(EXTRACTED ENTRIES)

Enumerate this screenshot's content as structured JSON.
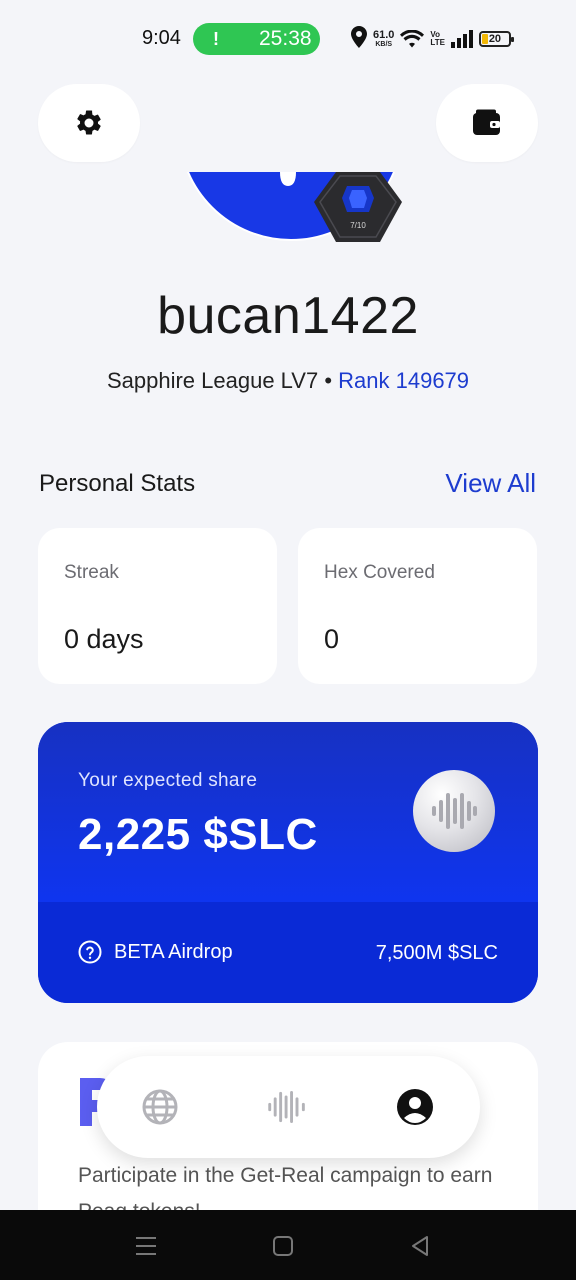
{
  "status_bar": {
    "time": "9:04",
    "call_timer": "25:38",
    "call_indicator": "!",
    "net_speed_value": "61.0",
    "net_speed_unit": "KB/S",
    "volte_top": "Vo",
    "volte_bottom": "LTE",
    "battery_level": "20",
    "call_color": "#2fc653"
  },
  "header": {
    "settings_icon": "gear-icon",
    "wallet_icon": "wallet-icon"
  },
  "profile": {
    "badge_text": "7/10",
    "username": "bucan1422",
    "league": "Sapphire League LV7",
    "separator": "•",
    "rank": "Rank 149679"
  },
  "stats": {
    "title": "Personal Stats",
    "view_all": "View All",
    "cards": [
      {
        "label": "Streak",
        "value": "0 days"
      },
      {
        "label": "Hex Covered",
        "value": "0"
      }
    ]
  },
  "share": {
    "caption": "Your expected share",
    "amount": "2,225 $SLC",
    "beta_label": "BETA Airdrop",
    "total": "7,500M $SLC",
    "accent": "#0f35ef"
  },
  "campaign": {
    "text": "Participate in the Get-Real campaign to earn Peaq tokens!"
  },
  "bottom_nav": {
    "items": [
      "globe-icon",
      "waves-icon",
      "profile-icon"
    ],
    "active": "profile-icon"
  },
  "colors": {
    "brand_blue": "#1d3ccf",
    "background": "#f4f5f9"
  }
}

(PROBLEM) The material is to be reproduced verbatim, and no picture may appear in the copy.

(OUTPUT BELOW)
Enumerate this screenshot's content as structured JSON.
{
  "status_bar": {
    "time": "9:04",
    "call_timer": "25:38",
    "call_indicator": "!",
    "net_speed_value": "61.0",
    "net_speed_unit": "KB/S",
    "volte_top": "Vo",
    "volte_bottom": "LTE",
    "battery_level": "20",
    "call_color": "#2fc653"
  },
  "header": {
    "settings_icon": "gear-icon",
    "wallet_icon": "wallet-icon"
  },
  "profile": {
    "badge_text": "7/10",
    "username": "bucan1422",
    "league": "Sapphire League LV7",
    "separator": "•",
    "rank": "Rank 149679"
  },
  "stats": {
    "title": "Personal Stats",
    "view_all": "View All",
    "cards": [
      {
        "label": "Streak",
        "value": "0 days"
      },
      {
        "label": "Hex Covered",
        "value": "0"
      }
    ]
  },
  "share": {
    "caption": "Your expected share",
    "amount": "2,225 $SLC",
    "beta_label": "BETA Airdrop",
    "total": "7,500M $SLC",
    "accent": "#0f35ef"
  },
  "campaign": {
    "text": "Participate in the Get-Real campaign to earn Peaq tokens!"
  },
  "bottom_nav": {
    "items": [
      "globe-icon",
      "waves-icon",
      "profile-icon"
    ],
    "active": "profile-icon"
  },
  "colors": {
    "brand_blue": "#1d3ccf",
    "background": "#f4f5f9"
  }
}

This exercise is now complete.